What's Working and What's Not Working for Amazon

2 May 2019

"Some people want it to happen.  Some wish it would happen.  Others make it happen." - Michael Jordan

We're still in China and enjoying the warm but wet weather.

What a ride it has been already, and our China group is just getting started.

Our conversations keep coming back to the scale of everything here, and the speed of growth. It's a land where million person cities are considered villages by locals.

How do they keep up to this growth? How has business here developed to keep up with demand?

It's often chaotic. It looks completely disorganized sometimes.

Like the setup of the markets, or lack of queuing in lineups of people everywhere. It's often uncomfortable for us from the west to try making sense of how it all works.

But somehow things do work here.

Everything from placing orders to crossing the street. Even if the electric motorcycles never stop!

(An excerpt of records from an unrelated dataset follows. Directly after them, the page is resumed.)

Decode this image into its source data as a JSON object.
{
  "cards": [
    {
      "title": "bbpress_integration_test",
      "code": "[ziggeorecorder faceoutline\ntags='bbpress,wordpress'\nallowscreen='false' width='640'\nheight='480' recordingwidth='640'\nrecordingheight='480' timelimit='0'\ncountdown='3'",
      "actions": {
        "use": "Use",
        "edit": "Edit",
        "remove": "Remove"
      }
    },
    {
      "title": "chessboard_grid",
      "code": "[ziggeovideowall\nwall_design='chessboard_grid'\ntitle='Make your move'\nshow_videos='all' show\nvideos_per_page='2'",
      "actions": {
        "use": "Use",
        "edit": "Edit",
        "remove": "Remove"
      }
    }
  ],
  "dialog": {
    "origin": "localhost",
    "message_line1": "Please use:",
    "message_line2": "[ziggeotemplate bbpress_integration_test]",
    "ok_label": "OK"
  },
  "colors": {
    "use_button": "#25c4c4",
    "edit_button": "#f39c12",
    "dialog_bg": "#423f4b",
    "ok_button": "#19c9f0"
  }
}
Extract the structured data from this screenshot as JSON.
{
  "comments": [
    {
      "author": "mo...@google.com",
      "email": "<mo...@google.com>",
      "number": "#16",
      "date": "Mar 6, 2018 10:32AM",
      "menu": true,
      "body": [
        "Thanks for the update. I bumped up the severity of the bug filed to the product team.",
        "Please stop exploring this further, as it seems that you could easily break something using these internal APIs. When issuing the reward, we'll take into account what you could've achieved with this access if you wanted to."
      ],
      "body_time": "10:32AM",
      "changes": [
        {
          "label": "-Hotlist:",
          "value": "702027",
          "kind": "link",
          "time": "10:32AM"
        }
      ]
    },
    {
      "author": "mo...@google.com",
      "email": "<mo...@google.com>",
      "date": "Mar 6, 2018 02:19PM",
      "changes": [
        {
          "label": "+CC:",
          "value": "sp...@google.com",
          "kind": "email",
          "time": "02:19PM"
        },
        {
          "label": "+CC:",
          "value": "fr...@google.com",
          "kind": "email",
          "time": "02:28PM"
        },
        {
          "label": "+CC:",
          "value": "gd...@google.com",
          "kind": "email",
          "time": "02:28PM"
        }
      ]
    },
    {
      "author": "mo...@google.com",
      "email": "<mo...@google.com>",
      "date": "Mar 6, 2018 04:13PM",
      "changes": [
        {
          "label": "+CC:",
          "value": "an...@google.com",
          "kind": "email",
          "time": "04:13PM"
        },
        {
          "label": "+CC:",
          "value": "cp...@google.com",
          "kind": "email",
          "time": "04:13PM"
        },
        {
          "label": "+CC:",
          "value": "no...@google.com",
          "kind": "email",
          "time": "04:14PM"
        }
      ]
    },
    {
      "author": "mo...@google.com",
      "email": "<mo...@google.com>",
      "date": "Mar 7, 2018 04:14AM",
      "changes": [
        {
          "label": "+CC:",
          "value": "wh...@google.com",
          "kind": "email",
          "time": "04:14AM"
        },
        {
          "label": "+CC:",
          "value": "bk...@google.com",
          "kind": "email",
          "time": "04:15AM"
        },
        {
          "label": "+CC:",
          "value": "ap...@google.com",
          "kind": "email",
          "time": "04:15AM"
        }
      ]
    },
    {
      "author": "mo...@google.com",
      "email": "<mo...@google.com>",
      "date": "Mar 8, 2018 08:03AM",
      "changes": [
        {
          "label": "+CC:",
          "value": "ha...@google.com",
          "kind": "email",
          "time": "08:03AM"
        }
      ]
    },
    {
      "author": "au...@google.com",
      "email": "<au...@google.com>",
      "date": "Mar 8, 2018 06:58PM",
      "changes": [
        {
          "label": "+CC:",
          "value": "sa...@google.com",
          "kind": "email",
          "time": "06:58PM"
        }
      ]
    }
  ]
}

It's a great reminder how there's always a way to make things work.

Anyway, here are some latest news on Amazon.

WE ARE NOT ALONE

I'm not talking about aliens here. As we saw last week, Amazon is pulling out of China due to competition there. JD.com is one of the competitors and delivers 90% of its packages within 24 hours. While their global reach is smaller than Amazon, their local scale is just huge. Amazon is looking to expand one day shipping across the world. We expect to see a lot more global announcements from Amazon in the future. Purchasing will likely become seamless across borders. But they’re not alone. So keep other marketplaces in mind if you are looking to sell outside of western countries.

The difference between Amazon and JD.com China

HOW THINGS CHANGE

Less than a year ago, there was fear in the seller community about Amazon expanding their private label products. And they did advertise and grow their product offerings until recently. Now, we are seeing Amazon's shareholder report saying third party merchants doubled Amazon's growth. And even better still for us, Amazon is now backing off on their preferential ad placements for their own products. They leveled their own playing field. This is inline with Amazon's internal setup of letting teams fight for resources, letting the best rise up, while letting poorly performing teams and products die off.

Amazon rethinking private label strategy

THERE'S MORE THAN RETAIL CUSTOMERS TO SERVE

Amazon and online commerce in general, has expanded to include just about every consumer segment and product type imaginable. We are seeing a consistent interest now to serve commercial and government buyers on big platforms like Amazon. It's a tough market, with tons of rules and regulations buyers and sellers have to follow. But getting the process into an easy to use system like Amazon might be a way for smaller sellers to tap into the deep pockets of institutional buyers. Think how you can target your product to a wider range of buyers, outside of retail consumers.

Amazon as the government's everything store